Learning Piano? How To Choose An Instrument To Buy Or To Rent For You Or For Your Child?

If you are planning on studying piano, hoping to one day play even the simplest music of Bach, Mozart, Beethoven or Chopin – you are going to want the un-replicable nuances of an acoustic piano. For those who are more interested in popular music and composing using MIDI applications, you may want to explore the vast and constantly changing world of keyboards, but this article isn’t for you.

For a young piano student starting out, an acoustic piano is mandatory. Only on an acoustic piano can she experience the subtle changes in touch and pedaling that will have every effect on the music’s tone and phrasing. Sometimes children are held back in their piano studies by only having a keyboard (often of very basic quality and without any form of touch sensitive keys) to practice on at home.

While the child may be musical and responding well at his piano lessons, his progress is delayed and he becomes frustrated when he can’t reproduce the sounds strived for at the lesson

Eventually he will quit! Many parents delay purchasing a piano while they wait to see if their child really “takes to the instrument”. This actually isn’t fair to your child as the keyboard will both feel and sound completely different than a piano. A much better and affordable idea may be to rent a decent quality piano for a year and then consider a purchase.

Deciding what piano to buy can be a difficult choice. A piano is a major investment and you should approach your purchase decisions with research and care. A cost of a new piano ranges anywhere from $2000 to over $80,000. Unfortunately many of the very inexpensive pianos are very poor quality and not suitable for study.

Used or rebuilt pianos are also worth considering. In fact many magnificent pianos were built prior to World War II. Consider asking the advice of a registered piano technician (often belonging to the Piano Technicians Guild) before your purchase. You may even want to hire a technician to accompany you to your final selection. To begin your research, a very useful consumer’s guide is “The Piano Book”, by Larry Fine.

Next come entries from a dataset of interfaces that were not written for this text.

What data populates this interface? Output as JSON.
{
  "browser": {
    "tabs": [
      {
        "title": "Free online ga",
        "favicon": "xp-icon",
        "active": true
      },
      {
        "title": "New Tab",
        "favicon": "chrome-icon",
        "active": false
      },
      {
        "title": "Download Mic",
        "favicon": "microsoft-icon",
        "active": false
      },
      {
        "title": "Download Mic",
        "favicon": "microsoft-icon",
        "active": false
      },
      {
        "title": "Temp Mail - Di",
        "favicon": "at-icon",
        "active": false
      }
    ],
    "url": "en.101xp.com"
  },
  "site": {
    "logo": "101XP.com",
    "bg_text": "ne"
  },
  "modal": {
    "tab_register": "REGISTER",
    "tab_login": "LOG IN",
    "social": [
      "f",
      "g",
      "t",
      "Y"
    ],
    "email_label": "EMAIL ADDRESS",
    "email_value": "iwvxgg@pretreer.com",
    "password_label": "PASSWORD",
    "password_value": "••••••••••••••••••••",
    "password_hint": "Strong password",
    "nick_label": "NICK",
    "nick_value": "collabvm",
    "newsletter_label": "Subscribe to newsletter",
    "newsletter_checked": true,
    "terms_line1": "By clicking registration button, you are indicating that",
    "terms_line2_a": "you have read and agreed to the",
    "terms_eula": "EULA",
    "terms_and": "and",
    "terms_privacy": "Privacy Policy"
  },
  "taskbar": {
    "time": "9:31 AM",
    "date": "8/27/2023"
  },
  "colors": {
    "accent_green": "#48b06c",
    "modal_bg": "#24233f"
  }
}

The following is a wonderful and helpful article on “How To Buy A Piano” from the National Piano Manufacturers Foundation:

“You can’t take a piano on a picnic, but that’s almost a complete list of what you can’t do with this most versatile of musical instuments. The Piano traces its ancestors back to the earliest stringed instruments; the keyboard was added in the 12th century. Since the development of the true “pianoforte” in Italy in the 18th century, the piano has made itself right at home anywhere music is played. It blends well with other instruments, and it is the ideal solo instrument. Learning to play the piano puts you in touch with melody, harmony and rhythm–and with the whole range of human emotions, from Beethoven’s Appassionata Sonata to rollicking ragtime. Maybe you know all this. Maybe you’re ready to buy a piano.”


How do you go about deciding which is the best one for you?

First, keep in mind that you will be listening to, and looking at, your piano for a long time. The average lifetime of a piano is about 40 years, and you will probably have it long after you have sold your present furniture, house and car. Pianos depreciate very little. A used piano built 10 years ago and maintained well will cost almost as much as a comparable new piano.

So buy the best piano you can afford. Especially, don’t try to economize on a piano for a child who’s starting lessons. Making good music on a quality instrument is the best way to keep a young pianist interested.

Here is another piece from National Piano Manufactures Foundation on how to buy a piano:

“Almost since the first piano was built, manufacturers have been trying to make it smaller. This has been no easy task, because good tone in a piano requires certain minimums in length of string and size of soundboard.

First, the size of the original grand piano was cut by the use of stronger frames and an innovative system of cross-stringing, Then, in the late 1800’s, the upright or vertical piano was developed, sending the space-consuming bulk of the instrument up along the wall, rather than out across the floor. 
This was so successful that today some larger professional -quality uprights can have equal or better tone quality than many small grands. Eventually, even the upright was shortened, and in some cases ingenious scale design compensates in tone for the loss of size. Still, thisrule of thumb generally applies: the larger the piano, the better the tone.

The grand piano ranges in size from five to nine feet (concert grand). It tends to be more responsive and powerful than a vertical piano; a top-quality grand is the best investment if the pianist is aiming for concert performance, or if space and money are unlimited. But if the choice is between a so-so grand and a good vertical, choose the vertical. Theserange in size from 36 to 51 inches in height; all of them require the same amount of floor space, about 5 feet by 2 feet.

The largest of the verticals is the studio piano –44 inches or taller– a type that is becoming quite popular. Verticals 39 to 42 inches tall are called consoles. 
The smallest of the verticals is the spinet, a popular choice because of its small size, from 36 to 39 inches high.”